I don’t know when it was, exactly, or even approximately, that Dad replaced the squeeze board on the old cider mill. By “squeeze board” I mean the round disc of wood that is pressed down against the ground apples to force the juice out of the pulp. I believe it was after 1971, the last year we used the mill together, and before 1982, which was when I rebuilt the frame and main box. What really matters, in this brief accounting, is that while I may not be able to give an accurate report of when the piece was made, I can quite accurately say that its last date of use was August 22, 2012.
The three-quarter inch plywood that Dad used had functioned satisfactorily for many years but when I used the press last Wednesday evening, I finished its tenure of service. As I turned the long steel threaded shaft that forces the piece down against the pulp, it broke. Not just chipped on an edge or gave slightly, it broke.
I would be considerably less than honest to say it was a surprise. The layers of the plywood had started to separate several years ago. It was only the fact that it has been used so little for the last several years that it lasted this long. I’d thought “I should replace that press piece” at least five years ago. But, like a lot of other humans, I waited until it was no longer usable. In fact, I waited until it made the whole cider mill unusable before I took the time to replace it.

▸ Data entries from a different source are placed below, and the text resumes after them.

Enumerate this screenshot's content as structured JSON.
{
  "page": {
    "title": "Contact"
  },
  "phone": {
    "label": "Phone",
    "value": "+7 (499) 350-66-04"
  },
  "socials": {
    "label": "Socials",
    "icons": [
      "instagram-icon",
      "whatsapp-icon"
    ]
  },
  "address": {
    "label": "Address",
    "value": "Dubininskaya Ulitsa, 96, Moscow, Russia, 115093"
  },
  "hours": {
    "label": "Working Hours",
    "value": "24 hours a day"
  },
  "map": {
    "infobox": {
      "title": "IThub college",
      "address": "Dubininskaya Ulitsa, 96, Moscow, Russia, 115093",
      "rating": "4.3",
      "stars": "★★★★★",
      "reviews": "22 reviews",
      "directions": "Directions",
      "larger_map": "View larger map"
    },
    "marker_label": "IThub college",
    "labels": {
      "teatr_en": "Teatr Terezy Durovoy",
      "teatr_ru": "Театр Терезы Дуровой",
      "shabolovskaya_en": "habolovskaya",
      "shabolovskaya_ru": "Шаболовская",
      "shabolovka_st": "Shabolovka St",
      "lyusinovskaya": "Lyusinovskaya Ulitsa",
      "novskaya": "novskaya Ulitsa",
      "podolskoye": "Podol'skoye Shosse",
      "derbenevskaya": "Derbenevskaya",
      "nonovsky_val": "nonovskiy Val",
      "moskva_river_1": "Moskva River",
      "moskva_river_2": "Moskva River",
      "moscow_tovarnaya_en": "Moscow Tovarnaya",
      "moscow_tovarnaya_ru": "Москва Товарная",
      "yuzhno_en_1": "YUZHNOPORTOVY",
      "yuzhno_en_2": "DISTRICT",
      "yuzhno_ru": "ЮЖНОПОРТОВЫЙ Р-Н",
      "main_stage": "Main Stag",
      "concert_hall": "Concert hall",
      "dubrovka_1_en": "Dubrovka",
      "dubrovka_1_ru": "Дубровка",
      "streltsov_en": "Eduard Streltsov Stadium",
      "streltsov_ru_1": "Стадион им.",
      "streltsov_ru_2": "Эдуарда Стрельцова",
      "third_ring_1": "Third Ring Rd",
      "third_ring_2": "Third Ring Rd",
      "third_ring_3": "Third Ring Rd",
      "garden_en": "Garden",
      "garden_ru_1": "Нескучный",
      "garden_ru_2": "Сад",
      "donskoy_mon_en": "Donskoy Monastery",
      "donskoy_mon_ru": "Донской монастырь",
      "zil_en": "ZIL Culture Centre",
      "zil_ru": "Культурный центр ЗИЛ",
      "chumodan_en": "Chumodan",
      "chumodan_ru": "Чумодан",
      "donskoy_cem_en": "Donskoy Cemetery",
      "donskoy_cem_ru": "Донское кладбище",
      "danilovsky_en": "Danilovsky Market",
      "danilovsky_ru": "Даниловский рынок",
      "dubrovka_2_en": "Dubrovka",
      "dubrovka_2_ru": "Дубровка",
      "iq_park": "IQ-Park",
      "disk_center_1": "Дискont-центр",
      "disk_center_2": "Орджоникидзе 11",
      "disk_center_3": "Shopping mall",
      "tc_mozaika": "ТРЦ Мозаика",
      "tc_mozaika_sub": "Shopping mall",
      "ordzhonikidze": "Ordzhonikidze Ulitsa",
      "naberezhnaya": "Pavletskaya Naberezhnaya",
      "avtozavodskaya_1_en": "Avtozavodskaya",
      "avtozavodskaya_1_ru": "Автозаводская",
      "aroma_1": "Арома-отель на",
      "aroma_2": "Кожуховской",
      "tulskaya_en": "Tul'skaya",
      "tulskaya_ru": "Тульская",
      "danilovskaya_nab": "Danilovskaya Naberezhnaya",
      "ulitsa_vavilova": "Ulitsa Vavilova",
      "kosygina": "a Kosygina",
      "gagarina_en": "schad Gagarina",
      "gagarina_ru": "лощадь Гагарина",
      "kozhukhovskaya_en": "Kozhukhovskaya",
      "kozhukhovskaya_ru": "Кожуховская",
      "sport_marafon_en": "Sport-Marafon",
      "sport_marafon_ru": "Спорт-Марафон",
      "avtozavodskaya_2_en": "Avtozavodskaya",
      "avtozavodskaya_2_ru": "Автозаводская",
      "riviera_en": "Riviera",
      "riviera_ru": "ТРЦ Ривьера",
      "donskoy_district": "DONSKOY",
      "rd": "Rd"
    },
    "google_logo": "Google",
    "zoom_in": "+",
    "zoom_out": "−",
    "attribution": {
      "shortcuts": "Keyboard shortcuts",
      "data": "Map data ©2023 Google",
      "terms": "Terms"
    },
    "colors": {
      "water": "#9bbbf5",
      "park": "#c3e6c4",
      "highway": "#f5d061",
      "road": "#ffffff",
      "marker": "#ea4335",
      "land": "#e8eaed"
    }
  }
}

At least I’m doing it right, though. Instead of a rough piece of plywood fastened under a decaying piece of poplar, there’ll be a very smooth piece of hard maple mounted under a cross brace of two more layers of hard maple. It won’t turn the whole thing into a completely remade cider mill, but the press unit is going to have a mighty fine squeeze board.
Whether you’re talking about mills or marriages, or a whole lot of other things, fixing one part is a start to things working better.